> Saved data entries:
══════════
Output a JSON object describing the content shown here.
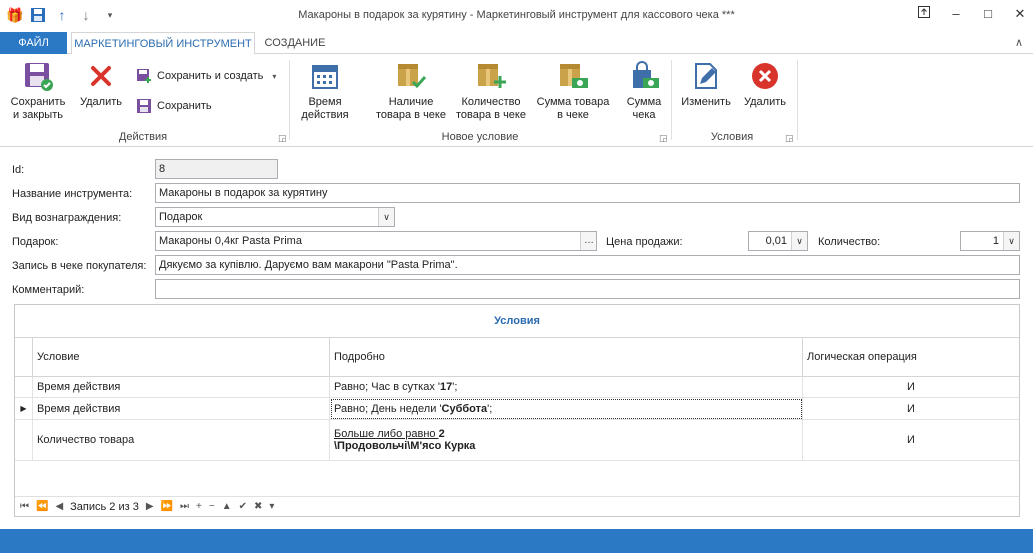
{
  "window": {
    "title": "Макароны в подарок за курятину - Маркетинговый инструмент для кассового чека ***"
  },
  "tabs": {
    "file": "ФАЙЛ",
    "marketing": "МАРКЕТИНГОВЫЙ ИНСТРУМЕНТ",
    "create": "СОЗДАНИЕ"
  },
  "ribbon": {
    "save_close_1": "Сохранить",
    "save_close_2": "и закрыть",
    "delete": "Удалить",
    "save_create": "Сохранить и создать",
    "save": "Сохранить",
    "group_actions": "Действия",
    "time_1": "Время",
    "time_2": "действия",
    "presence_1": "Наличие",
    "presence_2": "товара в чеке",
    "qty_1": "Количество",
    "qty_2": "товара в чеке",
    "sum_goods_1": "Сумма товара",
    "sum_goods_2": "в чеке",
    "sum_check_1": "Сумма",
    "sum_check_2": "чека",
    "group_new_condition": "Новое условие",
    "edit": "Изменить",
    "delete2": "Удалить",
    "group_conditions": "Условия"
  },
  "form": {
    "id_label": "Id:",
    "id_value": "8",
    "name_label": "Название инструмента:",
    "name_value": "Макароны в подарок за курятину",
    "reward_label": "Вид вознаграждения:",
    "reward_value": "Подарок",
    "gift_label": "Подарок:",
    "gift_value": "Макароны 0,4кг Pasta Prima",
    "price_label": "Цена продажи:",
    "price_value": "0,01",
    "count_label": "Количество:",
    "count_value": "1",
    "receipt_label": "Запись в чеке покупателя:",
    "receipt_value": "Дякуємо за купівлю. Даруємо вам макарони \"Pasta Prima\".",
    "comment_label": "Комментарий:",
    "comment_value": ""
  },
  "grid": {
    "title": "Условия",
    "headers": [
      "Условие",
      "Подробно",
      "Логическая операция"
    ],
    "rows": [
      {
        "condition": "Время действия",
        "detail_pre": "Равно; Час в сутках '",
        "detail_bold": "17",
        "detail_post": "';",
        "op": "И"
      },
      {
        "condition": "Время действия",
        "detail_pre": "Равно; День недели '",
        "detail_bold": "Суббота",
        "detail_post": "';",
        "op": "И"
      },
      {
        "condition": "Количество товара",
        "detail_pre": "Больше либо равно ",
        "detail_bold": "2",
        "detail_line2": "\\Продовольчі\\М'ясо Курка",
        "op": "И"
      }
    ],
    "nav_record": "Запись 2 из 3"
  },
  "colors": {
    "accent": "#2b78c5",
    "title_blue": "#2b6cb0"
  }
}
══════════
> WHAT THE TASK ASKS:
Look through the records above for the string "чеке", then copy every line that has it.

> ANSWER TO THE PROBLEM:
    "presence_2": "товара в чеке",
    "qty_2": "товара в чеке",
    "sum_goods_2": "в чеке",
    "receipt_label": "Запись в чеке покупателя:",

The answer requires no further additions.